- A bag will usually contain a lot of large pieces (these days it is hard to find large pieces of the real stuff, so a bunch of large pieces in one bag — especially for cheap! — is a red flag).
- Pieces tend to all be basically the same size and shape (glass breaks in all different sizes and shapes and is worn down in weird ways after decades in the sea).
- Pieces are a rare color at a cheap price (most sea glass is white, green or brown — which makes sense when you think that most glass is clear, soda bottles were green and beer bottles are brown. Meanwhile there have never been a lot of red, yellow or orange bottles.)
- The surface tends to be smooth or have uniform, shallow indents (seawater, over time, leaves glass pock-marked with what are referred to as “C marks” which are varied in shape and depth).
- The surface tends to be clear (another effect of seawater on glass is that it leaves the surface with a “milky” look which does not wipe off)
There are others imitations, however, that are much harder to spot. These are from manufacturers who are intentionally trying to fool you so that they can charge more for their product.

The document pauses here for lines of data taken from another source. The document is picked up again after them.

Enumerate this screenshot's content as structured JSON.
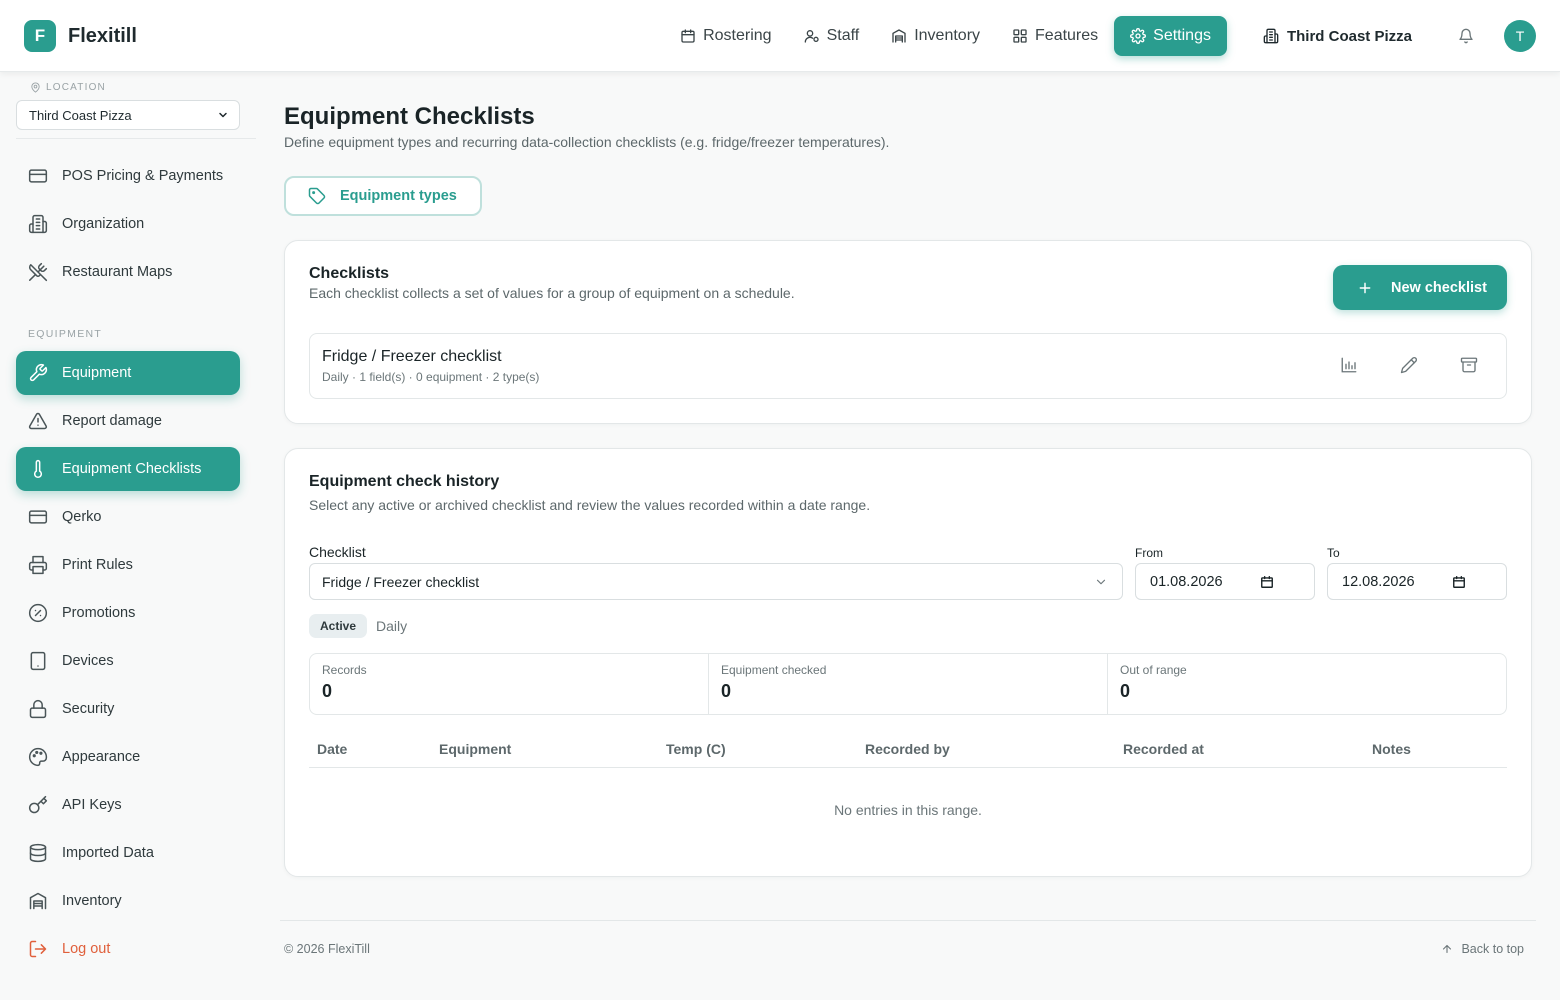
{
  "app": {
    "logo_letter": "F",
    "name": "Flexitill"
  },
  "topnav": {
    "items": [
      {
        "label": "Rostering",
        "icon": "calendar-icon"
      },
      {
        "label": "Staff",
        "icon": "staff-icon"
      },
      {
        "label": "Inventory",
        "icon": "warehouse-icon"
      },
      {
        "label": "Features",
        "icon": "grid-icon"
      },
      {
        "label": "Settings",
        "icon": "gear-icon",
        "active": true
      }
    ],
    "location": "Third Coast Pizza",
    "avatar_letter": "T"
  },
  "sidebar": {
    "location_label": "LOCATION",
    "location_value": "Third Coast Pizza",
    "items": [
      {
        "label": "POS Pricing & Payments",
        "icon": "card-icon"
      },
      {
        "label": "Organization",
        "icon": "building-icon"
      },
      {
        "label": "Restaurant Maps",
        "icon": "utensils-icon"
      }
    ],
    "section_label": "EQUIPMENT",
    "items2": [
      {
        "label": "Equipment",
        "icon": "wrench-icon",
        "active": true
      },
      {
        "label": "Report damage",
        "icon": "warning-icon"
      },
      {
        "label": "Equipment Checklists",
        "icon": "thermometer-icon",
        "active": true
      },
      {
        "label": "Qerko",
        "icon": "card-icon"
      },
      {
        "label": "Print Rules",
        "icon": "printer-icon"
      },
      {
        "label": "Promotions",
        "icon": "percent-icon"
      },
      {
        "label": "Devices",
        "icon": "tablet-icon"
      },
      {
        "label": "Security",
        "icon": "lock-icon"
      },
      {
        "label": "Appearance",
        "icon": "palette-icon"
      },
      {
        "label": "API Keys",
        "icon": "key-icon"
      },
      {
        "label": "Imported Data",
        "icon": "database-icon"
      },
      {
        "label": "Inventory",
        "icon": "warehouse-icon"
      },
      {
        "label": "Log out",
        "icon": "logout-icon"
      }
    ]
  },
  "page": {
    "title": "Equipment Checklists",
    "subtitle": "Define equipment types and recurring data-collection checklists (e.g. fridge/freezer temperatures).",
    "types_button": "Equipment types"
  },
  "checklists": {
    "title": "Checklists",
    "subtitle": "Each checklist collects a set of values for a group of equipment on a schedule.",
    "new_button": "New checklist",
    "rows": [
      {
        "name": "Fridge / Freezer checklist",
        "meta": "Daily · 1 field(s) · 0 equipment · 2 type(s)"
      }
    ]
  },
  "history": {
    "title": "Equipment check history",
    "subtitle": "Select any active or archived checklist and review the values recorded within a date range.",
    "checklist_label": "Checklist",
    "checklist_value": "Fridge / Freezer checklist",
    "from_label": "From",
    "from_value": "01.08.2026",
    "to_label": "To",
    "to_value": "12.08.2026",
    "status_badge": "Active",
    "frequency": "Daily",
    "stats": [
      {
        "label": "Records",
        "value": "0"
      },
      {
        "label": "Equipment checked",
        "value": "0"
      },
      {
        "label": "Out of range",
        "value": "0"
      }
    ],
    "columns": [
      "Date",
      "Equipment",
      "Temp (C)",
      "Recorded by",
      "Recorded at",
      "Notes"
    ],
    "empty_text": "No entries in this range."
  },
  "footer": {
    "copyright": "© 2026 FlexiTill",
    "back_to_top": "Back to top"
  },
  "colors": {
    "accent": "#2a9d8f",
    "danger": "#e0603c"
  }
}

For instance, they pay attention to making more random shapes and they may use acid to discolor and pock-mark their glass.
Discerning artists will go out of their way to make sure that they are using real sea glass (and those artists will usually go out of their way to let you know that they’ve gone out of their way to get real glass). At the same time a lot of artists and crafters who label their work as sea glass are unaware that they even are using faux glass for their creations.
And of course a relevant question is: do you care if it’s real or faux sea glass? Many people don’t.
Me personally, while I would definitely like for an artist to do their research so that they know whether they are using real or faux sea glass and I would like for them to tell me which it is (and I always point out the designer’s claims when I review or recommend sea glass art) there are several examples of both real and faux glass that I like.
Generally speaking, I think that jewelry, especially necklaces and earrings, look much, much better when using the real thing. Jewelry should definitely be real, in my opinion.
But for artwork such as murals or statues, some pretty amazing things can be created with the fake stuff, especially larger pieces which require a lot of glass.
And that’s okay with me (as long as no one lies about it).
So it depends.
“Sea glass, beach glass
Real glass, fake glass
You pick what you’d
Like to see glass!”
What Can You Make with Sea Glass?
A better question might be “what can’t you make with sea glass?” Sea glass is a prime component of many arts and crafts projects. The wide range of things that you can create with sea glass is only limited by your imagination.
That said, probably the most popular use for sea glass is in the making of jewelry. A few tiny pieces of this ancient glass, a dash of silver and an artist’s imagination are all that’s necessary to create stunning, knockout pieces.
And the jewelry! Oh, the jewelry that you can make with sea glass!
Oh, to be a sea glass jewelry designer…
Sea Glass Books
It wasn’t so long ago when there were only a handful of books about sea glass, but these days there are quite a few on the subject (and many of them are really good!).
So, in Conclusion…
I hope this little page has helped a bit in getting to know about sea glass. It’s a wonderful hobby (some would call it an addiction, but that’s another story) that can bring you countless hours of enjoyment.
Whether you’re talking about the relaxing time spent on shorelines doing your beachcoming, or if you enjoy taking these treasures and turning them into art, or even if you just enjoy others doing these things, sea glass can bring a lifetime of enjoyment.